Assignment: Find and copy the lines in the records beneath this task that contain the word "user".
Information START
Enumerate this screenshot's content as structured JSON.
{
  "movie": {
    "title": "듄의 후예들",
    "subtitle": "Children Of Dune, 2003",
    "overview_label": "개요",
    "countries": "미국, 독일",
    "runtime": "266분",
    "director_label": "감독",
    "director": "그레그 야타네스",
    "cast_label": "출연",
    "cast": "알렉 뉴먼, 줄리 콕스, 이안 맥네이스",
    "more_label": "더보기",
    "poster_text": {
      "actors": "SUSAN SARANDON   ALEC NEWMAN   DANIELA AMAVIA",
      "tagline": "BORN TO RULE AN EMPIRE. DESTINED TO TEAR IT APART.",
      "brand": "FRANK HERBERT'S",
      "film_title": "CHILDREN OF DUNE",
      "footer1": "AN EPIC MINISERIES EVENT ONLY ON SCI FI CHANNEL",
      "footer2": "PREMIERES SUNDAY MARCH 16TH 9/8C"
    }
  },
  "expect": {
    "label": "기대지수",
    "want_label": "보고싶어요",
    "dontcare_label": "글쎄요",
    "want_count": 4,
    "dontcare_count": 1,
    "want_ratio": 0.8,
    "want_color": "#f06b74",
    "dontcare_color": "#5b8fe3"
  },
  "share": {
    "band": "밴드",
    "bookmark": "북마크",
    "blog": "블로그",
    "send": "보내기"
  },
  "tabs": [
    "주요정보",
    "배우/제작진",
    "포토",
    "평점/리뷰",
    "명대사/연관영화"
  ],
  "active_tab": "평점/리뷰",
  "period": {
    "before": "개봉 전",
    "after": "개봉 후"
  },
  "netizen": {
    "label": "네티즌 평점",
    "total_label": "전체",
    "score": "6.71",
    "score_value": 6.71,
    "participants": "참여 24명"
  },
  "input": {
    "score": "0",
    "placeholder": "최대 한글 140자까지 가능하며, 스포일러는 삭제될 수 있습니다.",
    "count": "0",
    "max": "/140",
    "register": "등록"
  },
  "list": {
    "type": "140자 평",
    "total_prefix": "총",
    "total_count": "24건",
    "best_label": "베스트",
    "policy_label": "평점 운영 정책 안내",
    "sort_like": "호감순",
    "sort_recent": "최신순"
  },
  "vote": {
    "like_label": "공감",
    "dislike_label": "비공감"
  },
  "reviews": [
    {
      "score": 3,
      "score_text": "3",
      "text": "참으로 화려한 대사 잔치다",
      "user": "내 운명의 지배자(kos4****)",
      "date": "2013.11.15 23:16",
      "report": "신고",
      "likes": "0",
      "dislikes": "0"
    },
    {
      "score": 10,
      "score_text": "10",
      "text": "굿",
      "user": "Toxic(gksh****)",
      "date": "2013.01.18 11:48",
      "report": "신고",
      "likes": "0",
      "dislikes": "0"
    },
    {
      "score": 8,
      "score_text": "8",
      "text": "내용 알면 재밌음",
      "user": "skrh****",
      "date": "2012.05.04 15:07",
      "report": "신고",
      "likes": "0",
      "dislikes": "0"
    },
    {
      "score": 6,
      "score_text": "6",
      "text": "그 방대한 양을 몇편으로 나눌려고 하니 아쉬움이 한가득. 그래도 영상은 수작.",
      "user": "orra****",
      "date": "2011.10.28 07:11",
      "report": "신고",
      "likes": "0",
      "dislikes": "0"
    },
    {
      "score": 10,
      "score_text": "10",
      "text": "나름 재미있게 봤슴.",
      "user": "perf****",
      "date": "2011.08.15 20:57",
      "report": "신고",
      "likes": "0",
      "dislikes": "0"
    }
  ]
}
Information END
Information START
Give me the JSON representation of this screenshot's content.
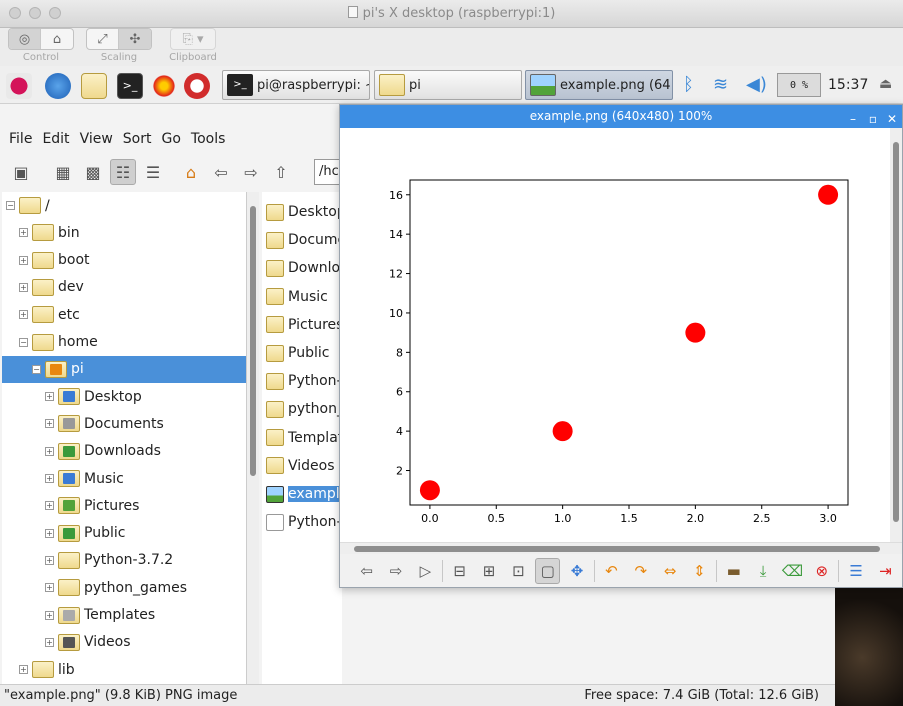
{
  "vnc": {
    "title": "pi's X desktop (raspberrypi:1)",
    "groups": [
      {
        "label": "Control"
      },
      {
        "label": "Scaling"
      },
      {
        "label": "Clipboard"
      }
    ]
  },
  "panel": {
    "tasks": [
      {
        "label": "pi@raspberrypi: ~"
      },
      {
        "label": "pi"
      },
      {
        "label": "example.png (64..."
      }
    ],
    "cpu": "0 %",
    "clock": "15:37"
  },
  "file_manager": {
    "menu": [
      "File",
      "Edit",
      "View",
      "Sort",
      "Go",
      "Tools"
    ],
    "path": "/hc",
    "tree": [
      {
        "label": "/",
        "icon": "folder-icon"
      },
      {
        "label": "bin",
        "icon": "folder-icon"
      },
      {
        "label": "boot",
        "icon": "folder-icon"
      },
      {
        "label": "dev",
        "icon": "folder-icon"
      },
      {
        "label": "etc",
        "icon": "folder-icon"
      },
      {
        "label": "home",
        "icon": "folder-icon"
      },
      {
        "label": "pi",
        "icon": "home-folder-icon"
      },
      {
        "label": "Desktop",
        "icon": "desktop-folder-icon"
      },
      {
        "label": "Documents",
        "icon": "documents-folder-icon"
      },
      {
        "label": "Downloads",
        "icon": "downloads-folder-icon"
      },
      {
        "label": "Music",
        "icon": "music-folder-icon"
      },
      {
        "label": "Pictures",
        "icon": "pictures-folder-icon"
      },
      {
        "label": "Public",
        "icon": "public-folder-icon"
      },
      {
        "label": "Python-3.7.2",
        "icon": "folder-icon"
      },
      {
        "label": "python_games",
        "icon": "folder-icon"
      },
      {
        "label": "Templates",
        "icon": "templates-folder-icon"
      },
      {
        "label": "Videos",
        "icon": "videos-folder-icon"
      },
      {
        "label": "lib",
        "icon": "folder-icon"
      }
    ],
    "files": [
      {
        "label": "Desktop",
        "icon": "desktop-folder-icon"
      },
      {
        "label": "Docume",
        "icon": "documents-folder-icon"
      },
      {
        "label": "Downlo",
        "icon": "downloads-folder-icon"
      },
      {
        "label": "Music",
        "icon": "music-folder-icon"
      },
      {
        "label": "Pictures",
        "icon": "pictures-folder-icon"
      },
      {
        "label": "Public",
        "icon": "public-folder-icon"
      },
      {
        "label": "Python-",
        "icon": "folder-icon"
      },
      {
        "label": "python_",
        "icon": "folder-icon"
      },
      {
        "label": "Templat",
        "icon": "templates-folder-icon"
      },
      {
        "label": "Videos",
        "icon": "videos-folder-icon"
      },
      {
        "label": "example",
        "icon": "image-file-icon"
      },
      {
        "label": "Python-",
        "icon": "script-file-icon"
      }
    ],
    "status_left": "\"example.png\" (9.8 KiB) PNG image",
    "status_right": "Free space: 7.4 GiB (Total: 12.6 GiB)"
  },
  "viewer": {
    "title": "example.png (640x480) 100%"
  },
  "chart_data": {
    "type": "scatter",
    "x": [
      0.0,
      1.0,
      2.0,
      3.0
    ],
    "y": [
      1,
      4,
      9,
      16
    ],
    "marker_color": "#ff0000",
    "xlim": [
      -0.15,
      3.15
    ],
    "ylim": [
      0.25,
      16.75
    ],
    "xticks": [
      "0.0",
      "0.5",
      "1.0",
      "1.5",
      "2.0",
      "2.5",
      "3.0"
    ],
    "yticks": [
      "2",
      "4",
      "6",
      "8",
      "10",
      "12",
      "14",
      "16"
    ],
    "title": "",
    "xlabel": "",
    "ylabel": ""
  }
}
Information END
Result for this exercise:
      "user": "내 운명의 지배자(kos4****)",
      "user": "Toxic(gksh****)",
      "user": "skrh****",
      "user": "orra****",
      "user": "perf****",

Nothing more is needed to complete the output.